Your answer should hold all lines of the entries that include the word "terminal".

◆ **Source information**:
━━━━━━━━
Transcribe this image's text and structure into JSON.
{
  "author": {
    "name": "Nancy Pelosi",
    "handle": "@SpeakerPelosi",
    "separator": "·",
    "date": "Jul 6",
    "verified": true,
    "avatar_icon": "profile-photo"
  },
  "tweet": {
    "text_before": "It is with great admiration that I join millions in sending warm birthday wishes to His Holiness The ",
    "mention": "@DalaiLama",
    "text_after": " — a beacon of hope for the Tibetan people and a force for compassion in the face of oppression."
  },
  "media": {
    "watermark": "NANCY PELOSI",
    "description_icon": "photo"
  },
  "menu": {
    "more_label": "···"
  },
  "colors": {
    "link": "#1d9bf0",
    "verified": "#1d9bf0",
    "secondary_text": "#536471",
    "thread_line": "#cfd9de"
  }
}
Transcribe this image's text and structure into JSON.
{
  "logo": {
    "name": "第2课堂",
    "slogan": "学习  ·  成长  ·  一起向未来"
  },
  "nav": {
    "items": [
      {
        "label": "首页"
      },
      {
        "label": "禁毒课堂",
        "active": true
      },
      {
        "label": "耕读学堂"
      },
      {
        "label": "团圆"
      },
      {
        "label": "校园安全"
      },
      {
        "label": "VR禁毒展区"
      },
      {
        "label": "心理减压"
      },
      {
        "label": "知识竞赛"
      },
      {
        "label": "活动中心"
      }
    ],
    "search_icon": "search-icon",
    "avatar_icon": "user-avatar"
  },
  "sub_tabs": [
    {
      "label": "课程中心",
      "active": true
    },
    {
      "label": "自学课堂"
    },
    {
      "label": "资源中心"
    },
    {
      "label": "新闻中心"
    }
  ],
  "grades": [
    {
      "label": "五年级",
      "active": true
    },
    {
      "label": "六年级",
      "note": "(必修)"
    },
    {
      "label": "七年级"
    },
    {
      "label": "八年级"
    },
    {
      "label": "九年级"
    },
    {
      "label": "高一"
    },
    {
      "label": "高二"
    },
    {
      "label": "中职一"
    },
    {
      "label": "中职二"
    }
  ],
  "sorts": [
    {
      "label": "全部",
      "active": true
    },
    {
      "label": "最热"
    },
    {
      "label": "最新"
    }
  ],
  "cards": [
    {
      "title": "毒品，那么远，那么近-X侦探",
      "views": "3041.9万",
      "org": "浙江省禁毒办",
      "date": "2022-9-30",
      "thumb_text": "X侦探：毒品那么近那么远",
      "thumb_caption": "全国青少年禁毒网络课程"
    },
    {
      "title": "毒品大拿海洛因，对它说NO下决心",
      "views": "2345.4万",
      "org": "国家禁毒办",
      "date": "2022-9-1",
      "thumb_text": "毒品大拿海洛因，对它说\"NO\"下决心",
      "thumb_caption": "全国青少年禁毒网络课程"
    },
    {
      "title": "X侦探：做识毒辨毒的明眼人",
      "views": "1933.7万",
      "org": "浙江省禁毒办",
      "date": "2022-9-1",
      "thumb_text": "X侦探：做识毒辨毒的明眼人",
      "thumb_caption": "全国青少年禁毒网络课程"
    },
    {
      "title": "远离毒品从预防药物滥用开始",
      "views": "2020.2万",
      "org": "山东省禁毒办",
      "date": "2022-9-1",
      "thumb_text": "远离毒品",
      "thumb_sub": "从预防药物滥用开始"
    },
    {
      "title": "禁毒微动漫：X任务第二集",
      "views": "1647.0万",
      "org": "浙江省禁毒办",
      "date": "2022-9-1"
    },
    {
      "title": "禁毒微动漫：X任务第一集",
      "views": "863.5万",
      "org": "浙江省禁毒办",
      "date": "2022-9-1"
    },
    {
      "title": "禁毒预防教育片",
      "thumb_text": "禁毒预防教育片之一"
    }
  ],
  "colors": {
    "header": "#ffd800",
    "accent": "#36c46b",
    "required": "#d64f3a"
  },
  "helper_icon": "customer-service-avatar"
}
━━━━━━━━
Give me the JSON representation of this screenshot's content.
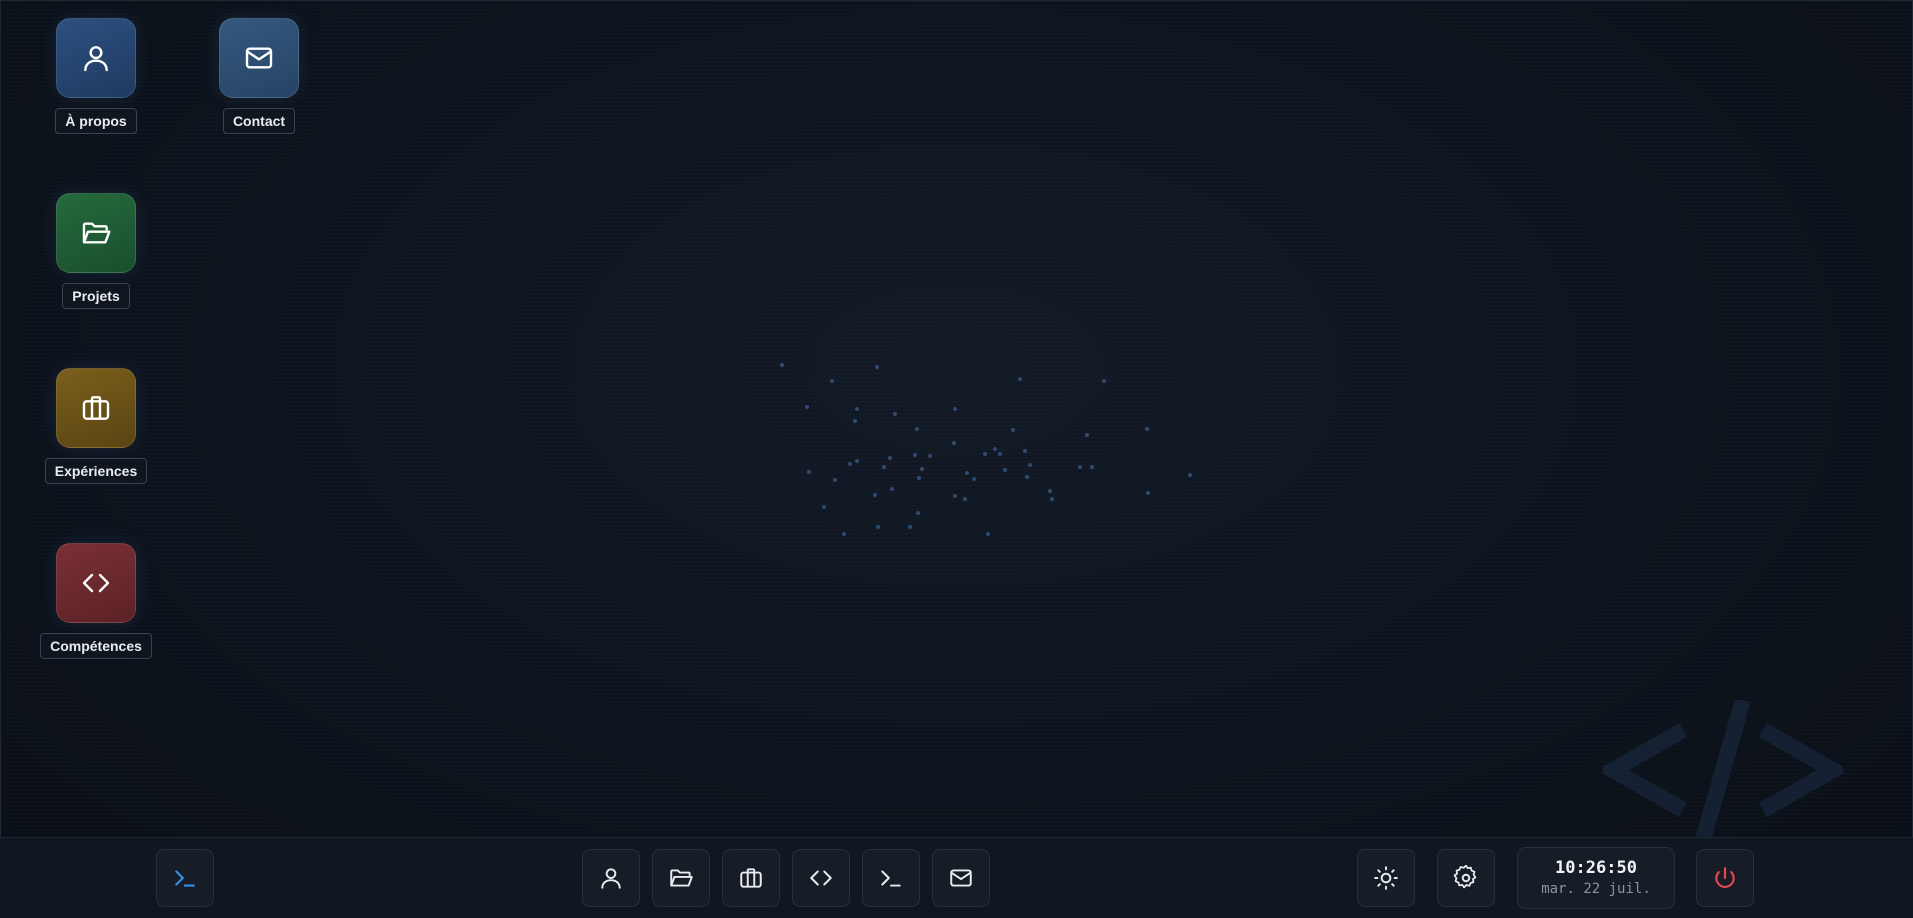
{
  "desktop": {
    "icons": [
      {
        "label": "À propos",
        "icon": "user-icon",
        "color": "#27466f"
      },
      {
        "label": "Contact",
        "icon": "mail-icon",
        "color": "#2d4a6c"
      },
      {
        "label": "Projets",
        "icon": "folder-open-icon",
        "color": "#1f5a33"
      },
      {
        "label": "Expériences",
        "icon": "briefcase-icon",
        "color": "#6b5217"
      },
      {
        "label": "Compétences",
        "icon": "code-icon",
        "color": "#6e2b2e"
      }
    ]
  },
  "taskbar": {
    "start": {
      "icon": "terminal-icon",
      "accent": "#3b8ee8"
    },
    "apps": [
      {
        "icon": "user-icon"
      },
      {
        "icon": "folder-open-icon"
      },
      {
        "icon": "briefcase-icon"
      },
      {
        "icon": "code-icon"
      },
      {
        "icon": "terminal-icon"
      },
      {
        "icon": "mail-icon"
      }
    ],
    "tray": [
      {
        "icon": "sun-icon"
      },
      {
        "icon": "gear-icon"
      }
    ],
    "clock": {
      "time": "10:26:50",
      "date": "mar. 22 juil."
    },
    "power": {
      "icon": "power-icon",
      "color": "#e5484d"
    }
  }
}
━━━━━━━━
◆ **Completed exercise**:
      "icon": "terminal-icon",
        "icon": "terminal-icon"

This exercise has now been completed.